◆ **To do**
Only the text belongs in the copy: retype each record exactly as it appears.

(Items from an interface collection)
* * * * * * *

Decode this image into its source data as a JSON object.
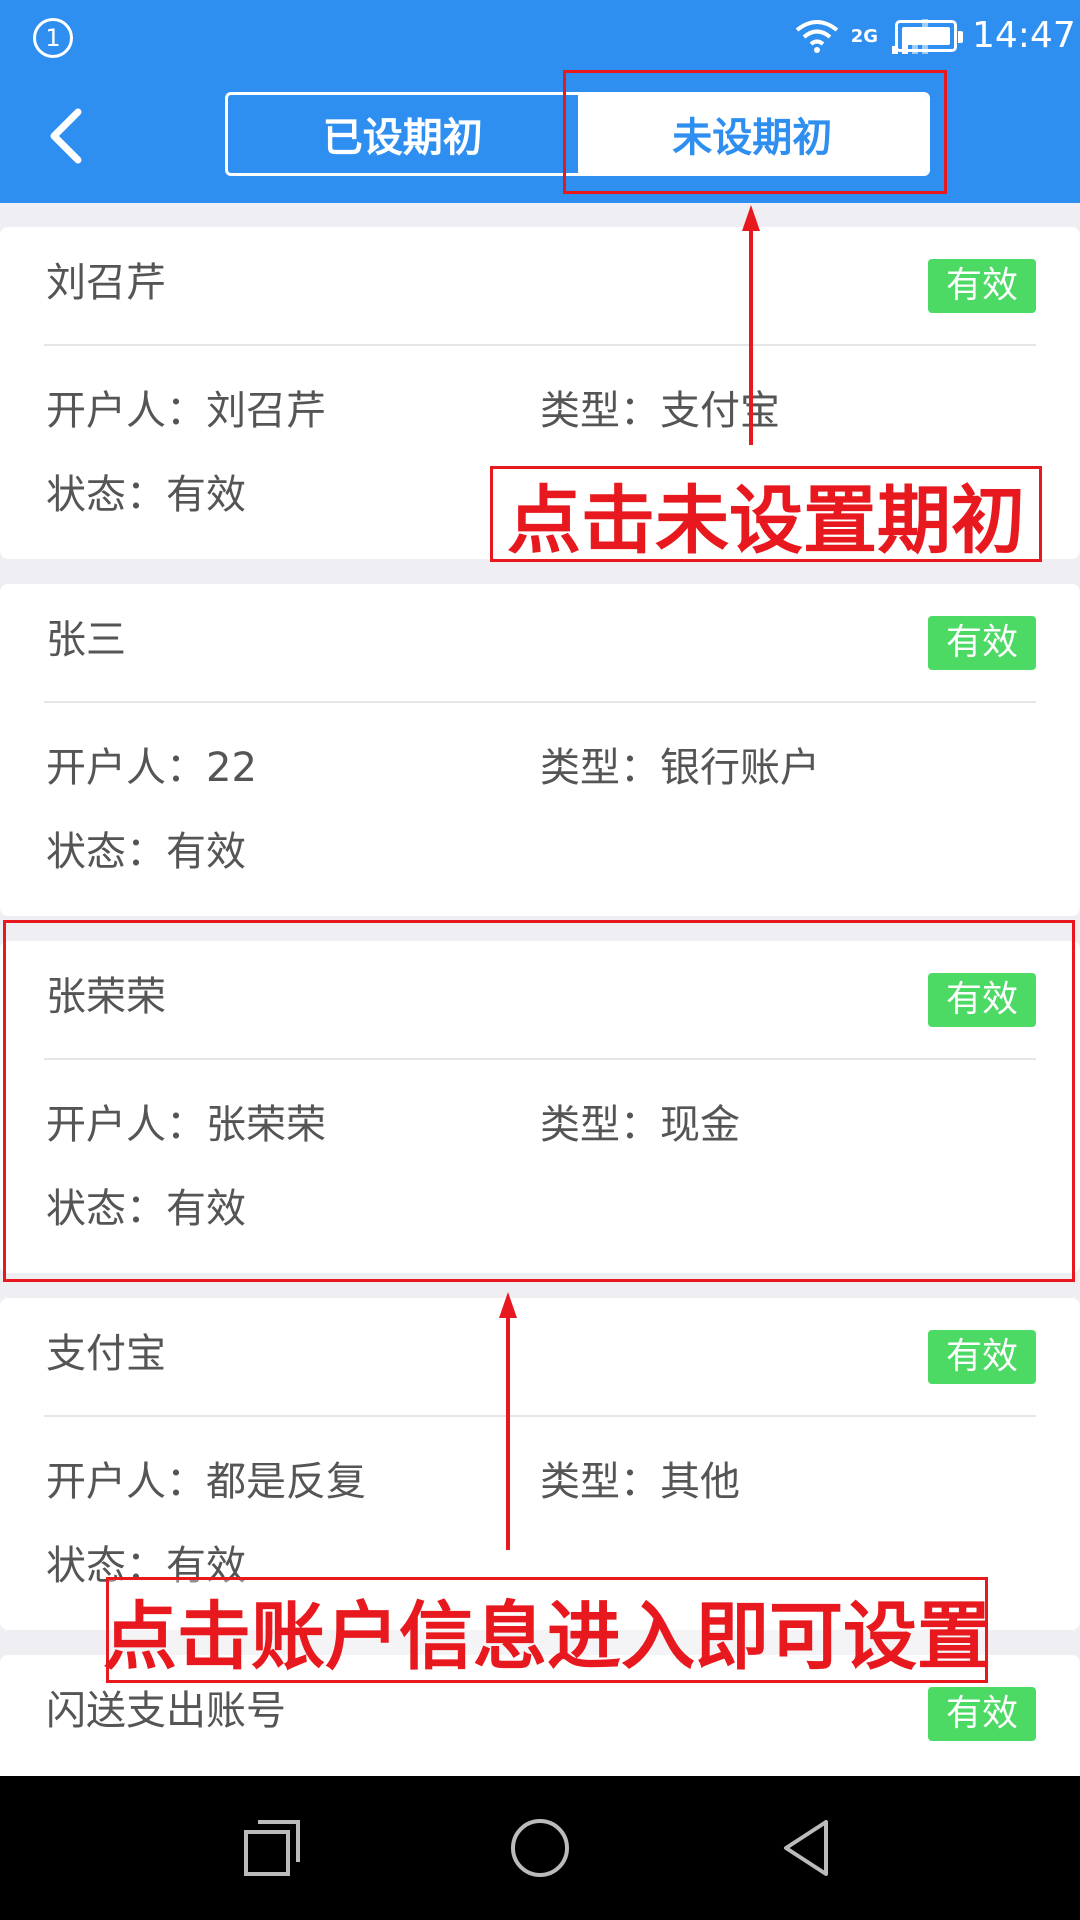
{
  "status_bar": {
    "notification_count": "1",
    "network_label": "2G",
    "time": "14:47"
  },
  "header": {
    "tabs": [
      {
        "label": "已设期初",
        "active": false
      },
      {
        "label": "未设期初",
        "active": true
      }
    ]
  },
  "accounts": [
    {
      "name": "刘召芹",
      "badge": "有效",
      "owner": "开户人：刘召芹",
      "type": "类型：支付宝",
      "status": "状态：有效"
    },
    {
      "name": "张三",
      "badge": "有效",
      "owner": "开户人：22",
      "type": "类型：银行账户",
      "status": "状态：有效"
    },
    {
      "name": "张荣荣",
      "badge": "有效",
      "owner": "开户人：张荣荣",
      "type": "类型：现金",
      "status": "状态：有效"
    },
    {
      "name": "支付宝",
      "badge": "有效",
      "owner": "开户人：都是反复",
      "type": "类型：其他",
      "status": "状态：有效"
    },
    {
      "name": "闪送支出账号",
      "badge": "有效"
    }
  ],
  "annotations": {
    "tab_hint": "点击未设置期初",
    "account_hint": "点击账户信息进入即可设置"
  },
  "colors": {
    "header_blue": "#2e8ff0",
    "badge_green": "#4cd964",
    "annotation_red": "#e8191e"
  },
  "icons": [
    "back-icon",
    "wifi-icon",
    "signal-icon",
    "battery-icon",
    "recent-apps-icon",
    "home-icon",
    "back-nav-icon"
  ]
}
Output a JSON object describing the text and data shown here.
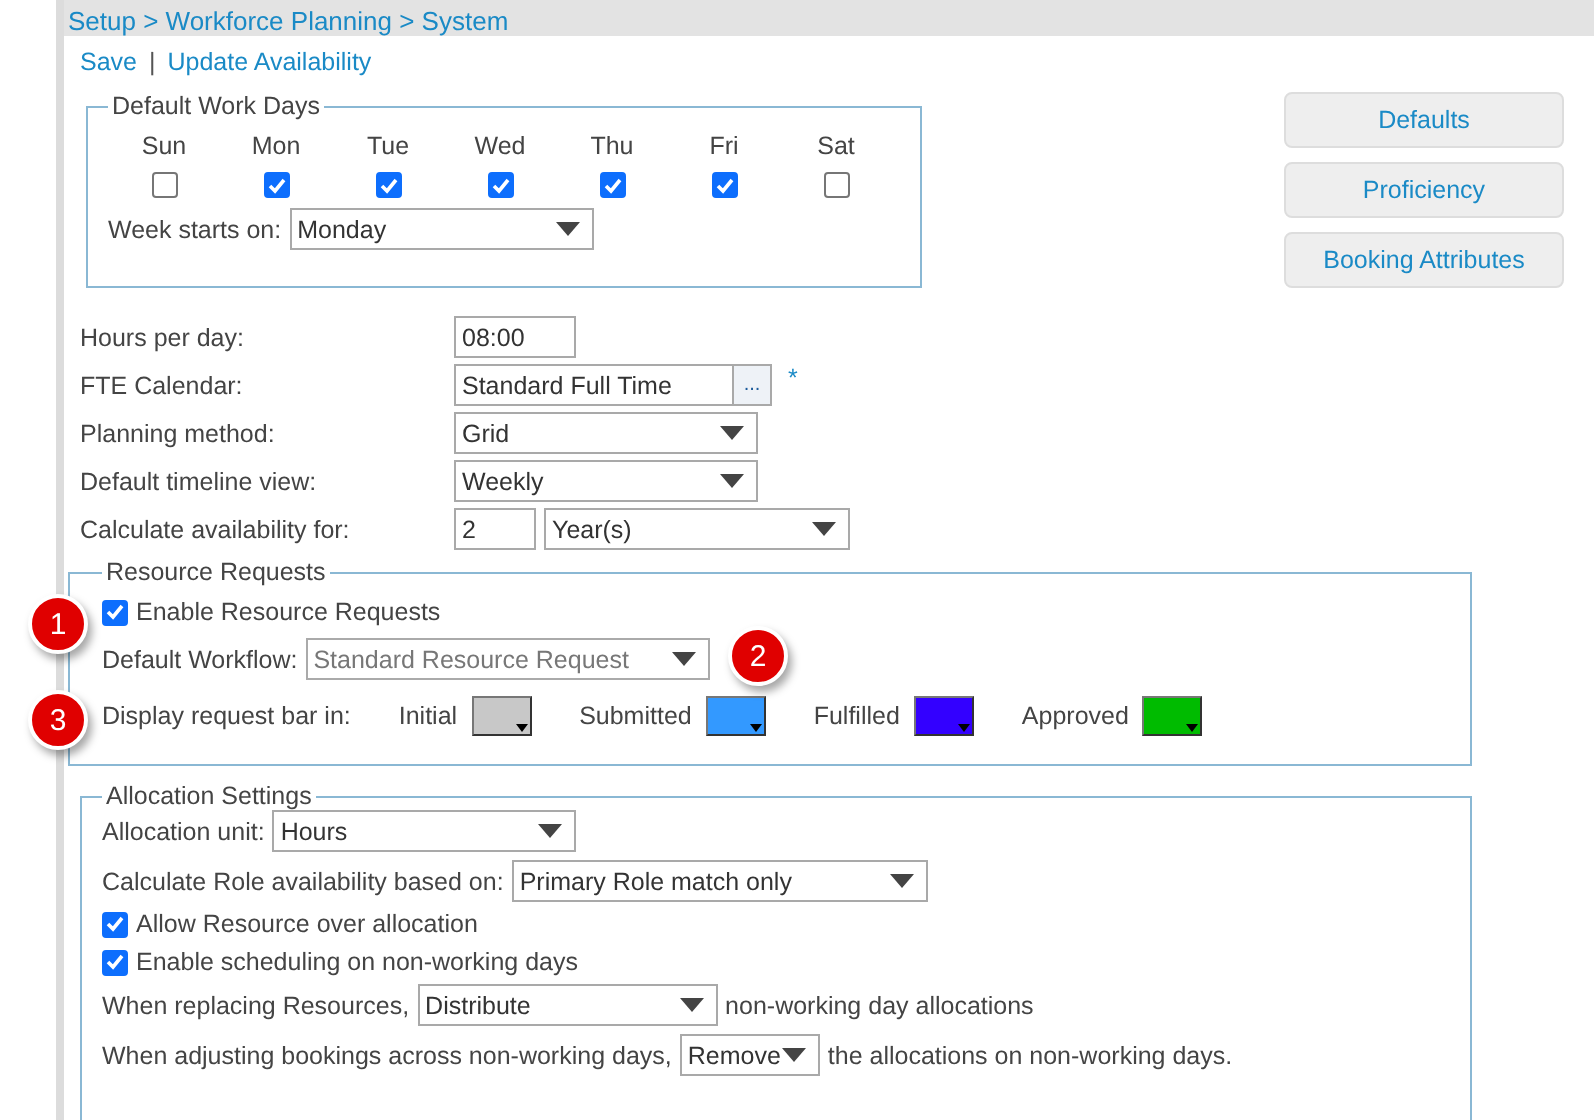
{
  "breadcrumb": "Setup > Workforce Planning > System",
  "actions": [
    {
      "label": "Save"
    },
    {
      "label": "Update Availability"
    }
  ],
  "action_separator": "|",
  "work_days": {
    "legend": "Default Work Days",
    "days": [
      {
        "label": "Sun",
        "checked": false
      },
      {
        "label": "Mon",
        "checked": true
      },
      {
        "label": "Tue",
        "checked": true
      },
      {
        "label": "Wed",
        "checked": true
      },
      {
        "label": "Thu",
        "checked": true
      },
      {
        "label": "Fri",
        "checked": true
      },
      {
        "label": "Sat",
        "checked": false
      }
    ],
    "week_start": {
      "label": "Week starts on:",
      "value": "Monday"
    }
  },
  "side_buttons": [
    {
      "label": "Defaults"
    },
    {
      "label": "Proficiency"
    },
    {
      "label": "Booking Attributes"
    }
  ],
  "fields": [
    {
      "kind": "text",
      "label": "Hours per day:",
      "value": "08:00"
    },
    {
      "kind": "lookup",
      "label": "FTE Calendar:",
      "value": "Standard Full Time",
      "button": "...",
      "required_mark": "*"
    },
    {
      "kind": "select",
      "label": "Planning method:",
      "value": "Grid"
    },
    {
      "kind": "select",
      "label": "Default timeline view:",
      "value": "Weekly"
    },
    {
      "kind": "number_unit",
      "label": "Calculate availability for:",
      "value": "2",
      "unit": "Year(s)"
    }
  ],
  "resource_requests": {
    "legend": "Resource Requests",
    "enable": {
      "label": "Enable Resource Requests",
      "checked": true
    },
    "workflow": {
      "label": "Default Workflow:",
      "value": "Standard Resource Request",
      "disabled": true
    },
    "bar_label": "Display request bar in:",
    "bar_colors": [
      {
        "label": "Initial",
        "color": "#c8c8c8"
      },
      {
        "label": "Submitted",
        "color": "#3399ff"
      },
      {
        "label": "Fulfilled",
        "color": "#3300ff"
      },
      {
        "label": "Approved",
        "color": "#00bb00"
      }
    ]
  },
  "callouts": [
    {
      "number": "1"
    },
    {
      "number": "2"
    },
    {
      "number": "3"
    }
  ],
  "allocation": {
    "legend": "Allocation Settings",
    "unit": {
      "label": "Allocation unit:",
      "value": "Hours"
    },
    "role": {
      "label": "Calculate Role availability based on:",
      "value": "Primary Role match only"
    },
    "checks": [
      {
        "label": "Allow Resource over allocation",
        "checked": true
      },
      {
        "label": "Enable scheduling on non-working days",
        "checked": true
      }
    ],
    "replacing": {
      "before": "When replacing Resources,",
      "value": "Distribute",
      "after": "non-working day allocations"
    },
    "adjusting": {
      "before": "When adjusting bookings across non-working days,",
      "value": "Remove",
      "after": "the allocations on non-working days."
    }
  }
}
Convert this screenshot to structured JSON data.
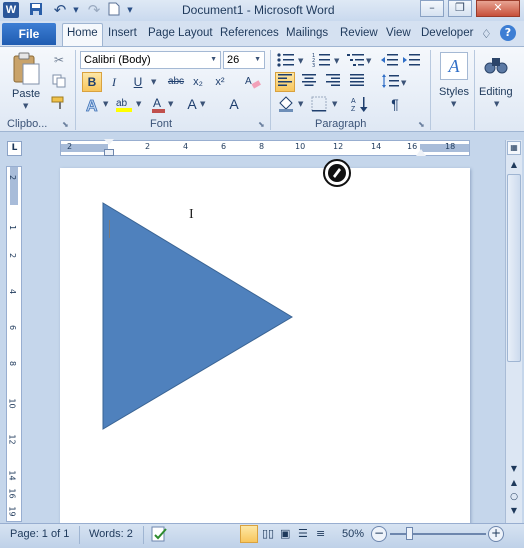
{
  "app": {
    "title": "Document1 - Microsoft Word"
  },
  "tabs": {
    "file": "File",
    "home": "Home",
    "insert": "Insert",
    "page_layout": "Page Layout",
    "references": "References",
    "mailings": "Mailings",
    "review": "Review",
    "view": "View",
    "developer": "Developer"
  },
  "clipboard": {
    "paste_label": "Paste",
    "group_label": "Clipbo..."
  },
  "font": {
    "name": "Calibri (Body)",
    "size": "26",
    "group_label": "Font",
    "bold": "B",
    "italic": "I",
    "underline": "U",
    "strike": "abc",
    "subscript": "x₂",
    "superscript": "x²",
    "grow": "A",
    "case": "Aa"
  },
  "paragraph": {
    "group_label": "Paragraph",
    "pilcrow": "¶"
  },
  "styles": {
    "label": "Styles",
    "glyph": "A"
  },
  "editing": {
    "label": "Editing"
  },
  "ruler": {
    "top_numbers": [
      "2",
      "2",
      "4",
      "6",
      "8",
      "10",
      "12",
      "14",
      "16",
      "18"
    ],
    "side_numbers": [
      "2",
      "1",
      "2",
      "4",
      "6",
      "8",
      "10",
      "12",
      "14",
      "16",
      "19"
    ]
  },
  "status": {
    "page": "Page: 1 of 1",
    "words": "Words: 2",
    "zoom": "50%"
  },
  "colors": {
    "shape_fill": "#4f81bd",
    "shape_stroke": "#3a6494",
    "accent": "#1f5cb1"
  },
  "icons": [
    "word-logo-icon",
    "save-icon",
    "undo-icon",
    "redo-icon",
    "new-document-icon",
    "minimize-icon",
    "restore-icon",
    "close-icon",
    "help-icon",
    "paste-icon",
    "cut-icon",
    "copy-icon",
    "format-painter-icon",
    "styles-icon",
    "editing-icon",
    "drag-handle-icon",
    "proofing-icon",
    "zoom-out-icon",
    "zoom-in-icon"
  ]
}
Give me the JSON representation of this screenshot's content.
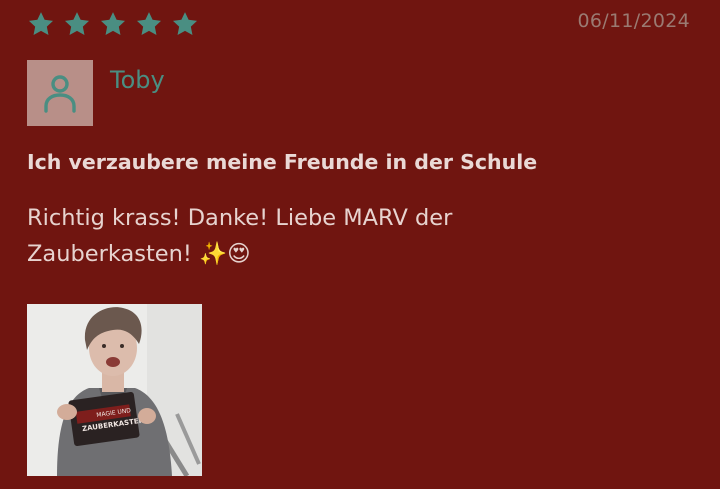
{
  "review": {
    "rating": 5,
    "rating_max": 5,
    "date": "06/11/2024",
    "author": "Toby",
    "title": "Ich verzaubere meine Freunde in der Schule",
    "text": "Richtig krass! Danke! Liebe MARV der Zauberkasten! ✨😍",
    "photo": {
      "box_text_top": "MAGIE UND",
      "box_text_main": "ZAUBERKASTEN"
    }
  },
  "icons": {
    "star": "star-icon",
    "avatar": "user-icon"
  },
  "colors": {
    "background": "#701510",
    "star": "#4a8e82",
    "author": "#4a8e82",
    "date": "#9a7a72",
    "title": "#ead9d6",
    "text": "#e7d3cf",
    "avatar_bg": "#b88f88"
  }
}
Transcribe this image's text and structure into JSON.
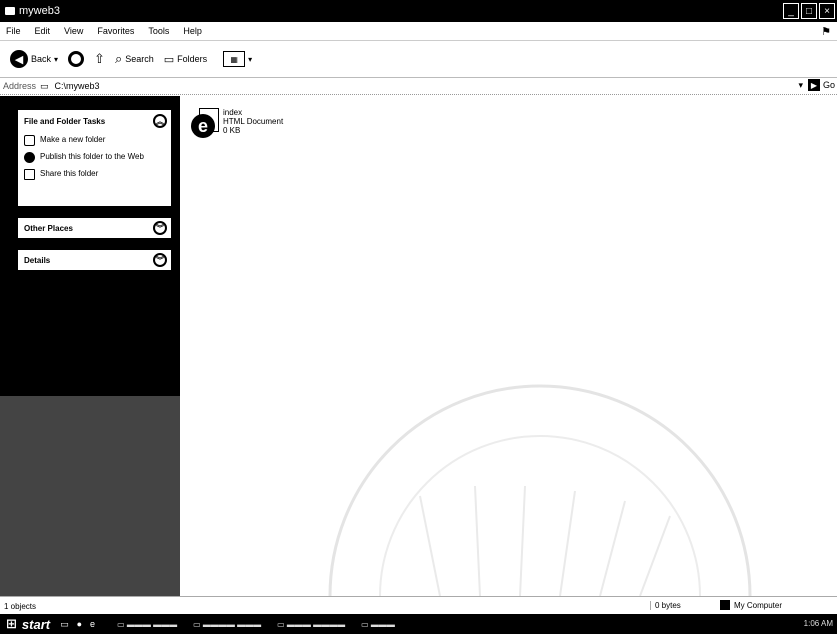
{
  "window": {
    "title": "myweb3"
  },
  "menu": [
    "File",
    "Edit",
    "View",
    "Favorites",
    "Tools",
    "Help"
  ],
  "toolbar": {
    "back_label": "Back",
    "search_label": "Search",
    "folders_label": "Folders"
  },
  "address": {
    "label": "Address",
    "path": "C:\\myweb3",
    "go_label": "Go"
  },
  "tasks_panel": {
    "title": "File and Folder Tasks",
    "items": [
      "Make a new folder",
      "Publish this folder to the Web",
      "Share this folder"
    ]
  },
  "other_places": {
    "title": "Other Places"
  },
  "details": {
    "title": "Details"
  },
  "files": [
    {
      "name": "index",
      "type": "HTML Document",
      "size": "0 KB"
    }
  ],
  "status": {
    "count": "1 objects",
    "size": "0 bytes",
    "zone": "My Computer"
  },
  "taskbar": {
    "start_label": "start",
    "tray_time": "1:06 AM"
  }
}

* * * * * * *

◆ **Written solution**
Decode this image into its source data as a JSON object.
{
  "status_bar": {
    "notification_count": "1",
    "network_label": "2G",
    "time": "14:47"
  },
  "header": {
    "tabs": [
      {
        "label": "已设期初",
        "active": false
      },
      {
        "label": "未设期初",
        "active": true
      }
    ]
  },
  "accounts": [
    {
      "name": "刘召芹",
      "badge": "有效",
      "owner": "开户人：刘召芹",
      "type": "类型：支付宝",
      "status": "状态：有效"
    },
    {
      "name": "张三",
      "badge": "有效",
      "owner": "开户人：22",
      "type": "类型：银行账户",
      "status": "状态：有效"
    },
    {
      "name": "张荣荣",
      "badge": "有效",
      "owner": "开户人：张荣荣",
      "type": "类型：现金",
      "status": "状态：有效"
    },
    {
      "name": "支付宝",
      "badge": "有效",
      "owner": "开户人：都是反复",
      "type": "类型：其他",
      "status": "状态：有效"
    },
    {
      "name": "闪送支出账号",
      "badge": "有效"
    }
  ],
  "annotations": {
    "tab_hint": "点击未设置期初",
    "account_hint": "点击账户信息进入即可设置"
  },
  "colors": {
    "header_blue": "#2e8ff0",
    "badge_green": "#4cd964",
    "annotation_red": "#e8191e"
  },
  "icons": [
    "back-icon",
    "wifi-icon",
    "signal-icon",
    "battery-icon",
    "recent-apps-icon",
    "home-icon",
    "back-nav-icon"
  ]
}
Output a JSON object describing the text and data shown here.
{
  "breadcrumb": "Setup > Workforce Planning > System",
  "actions": [
    {
      "label": "Save"
    },
    {
      "label": "Update Availability"
    }
  ],
  "action_separator": "|",
  "work_days": {
    "legend": "Default Work Days",
    "days": [
      {
        "label": "Sun",
        "checked": false
      },
      {
        "label": "Mon",
        "checked": true
      },
      {
        "label": "Tue",
        "checked": true
      },
      {
        "label": "Wed",
        "checked": true
      },
      {
        "label": "Thu",
        "checked": true
      },
      {
        "label": "Fri",
        "checked": true
      },
      {
        "label": "Sat",
        "checked": false
      }
    ],
    "week_start": {
      "label": "Week starts on:",
      "value": "Monday"
    }
  },
  "side_buttons": [
    {
      "label": "Defaults"
    },
    {
      "label": "Proficiency"
    },
    {
      "label": "Booking Attributes"
    }
  ],
  "fields": [
    {
      "kind": "text",
      "label": "Hours per day:",
      "value": "08:00"
    },
    {
      "kind": "lookup",
      "label": "FTE Calendar:",
      "value": "Standard Full Time",
      "button": "...",
      "required_mark": "*"
    },
    {
      "kind": "select",
      "label": "Planning method:",
      "value": "Grid"
    },
    {
      "kind": "select",
      "label": "Default timeline view:",
      "value": "Weekly"
    },
    {
      "kind": "number_unit",
      "label": "Calculate availability for:",
      "value": "2",
      "unit": "Year(s)"
    }
  ],
  "resource_requests": {
    "legend": "Resource Requests",
    "enable": {
      "label": "Enable Resource Requests",
      "checked": true
    },
    "workflow": {
      "label": "Default Workflow:",
      "value": "Standard Resource Request",
      "disabled": true
    },
    "bar_label": "Display request bar in:",
    "bar_colors": [
      {
        "label": "Initial",
        "color": "#c8c8c8"
      },
      {
        "label": "Submitted",
        "color": "#3399ff"
      },
      {
        "label": "Fulfilled",
        "color": "#3300ff"
      },
      {
        "label": "Approved",
        "color": "#00bb00"
      }
    ]
  },
  "callouts": [
    {
      "number": "1"
    },
    {
      "number": "2"
    },
    {
      "number": "3"
    }
  ],
  "allocation": {
    "legend": "Allocation Settings",
    "unit": {
      "label": "Allocation unit:",
      "value": "Hours"
    },
    "role": {
      "label": "Calculate Role availability based on:",
      "value": "Primary Role match only"
    },
    "checks": [
      {
        "label": "Allow Resource over allocation",
        "checked": true
      },
      {
        "label": "Enable scheduling on non-working days",
        "checked": true
      }
    ],
    "replacing": {
      "before": "When replacing Resources,",
      "value": "Distribute",
      "after": "non-working day allocations"
    },
    "adjusting": {
      "before": "When adjusting bookings across non-working days,",
      "value": "Remove",
      "after": "the allocations on non-working days."
    }
  }
}
Convert this screenshot to structured JSON data.
{
  "app": {
    "title": "Document1 - Microsoft Word"
  },
  "tabs": {
    "file": "File",
    "home": "Home",
    "insert": "Insert",
    "page_layout": "Page Layout",
    "references": "References",
    "mailings": "Mailings",
    "review": "Review",
    "view": "View",
    "developer": "Developer"
  },
  "clipboard": {
    "paste_label": "Paste",
    "group_label": "Clipbo..."
  },
  "font": {
    "name": "Calibri (Body)",
    "size": "26",
    "group_label": "Font",
    "bold": "B",
    "italic": "I",
    "underline": "U",
    "strike": "abc",
    "subscript": "x₂",
    "superscript": "x²",
    "grow": "A",
    "case": "Aa"
  },
  "paragraph": {
    "group_label": "Paragraph",
    "pilcrow": "¶"
  },
  "styles": {
    "label": "Styles",
    "glyph": "A"
  },
  "editing": {
    "label": "Editing"
  },
  "ruler": {
    "top_numbers": [
      "2",
      "2",
      "4",
      "6",
      "8",
      "10",
      "12",
      "14",
      "16",
      "18"
    ],
    "side_numbers": [
      "2",
      "1",
      "2",
      "4",
      "6",
      "8",
      "10",
      "12",
      "14",
      "16",
      "19"
    ]
  },
  "status": {
    "page": "Page: 1 of 1",
    "words": "Words: 2",
    "zoom": "50%"
  },
  "colors": {
    "shape_fill": "#4f81bd",
    "shape_stroke": "#3a6494",
    "accent": "#1f5cb1"
  },
  "icons": [
    "word-logo-icon",
    "save-icon",
    "undo-icon",
    "redo-icon",
    "new-document-icon",
    "minimize-icon",
    "restore-icon",
    "close-icon",
    "help-icon",
    "paste-icon",
    "cut-icon",
    "copy-icon",
    "format-painter-icon",
    "styles-icon",
    "editing-icon",
    "drag-handle-icon",
    "proofing-icon",
    "zoom-out-icon",
    "zoom-in-icon"
  ]
}
Give me the JSON representation of this screenshot's content.
{
  "review": {
    "rating": 5,
    "rating_max": 5,
    "date": "06/11/2024",
    "author": "Toby",
    "title": "Ich verzaubere meine Freunde in der Schule",
    "text": "Richtig krass! Danke! Liebe MARV der Zauberkasten! ✨😍",
    "photo": {
      "box_text_top": "MAGIE UND",
      "box_text_main": "ZAUBERKASTEN"
    }
  },
  "icons": {
    "star": "star-icon",
    "avatar": "user-icon"
  },
  "colors": {
    "background": "#701510",
    "star": "#4a8e82",
    "author": "#4a8e82",
    "date": "#9a7a72",
    "title": "#ead9d6",
    "text": "#e7d3cf",
    "avatar_bg": "#b88f88"
  }
}
Transcribe this image's text and structure into JSON.
{
  "window": {
    "title": "myweb3"
  },
  "menu": [
    "File",
    "Edit",
    "View",
    "Favorites",
    "Tools",
    "Help"
  ],
  "toolbar": {
    "back_label": "Back",
    "search_label": "Search",
    "folders_label": "Folders"
  },
  "address": {
    "label": "Address",
    "path": "C:\\myweb3",
    "go_label": "Go"
  },
  "tasks_panel": {
    "title": "File and Folder Tasks",
    "items": [
      "Make a new folder",
      "Publish this folder to the Web",
      "Share this folder"
    ]
  },
  "other_places": {
    "title": "Other Places"
  },
  "details": {
    "title": "Details"
  },
  "files": [
    {
      "name": "index",
      "type": "HTML Document",
      "size": "0 KB"
    }
  ],
  "status": {
    "count": "1 objects",
    "size": "0 bytes",
    "zone": "My Computer"
  },
  "taskbar": {
    "start_label": "start",
    "tray_time": "1:06 AM"
  }
}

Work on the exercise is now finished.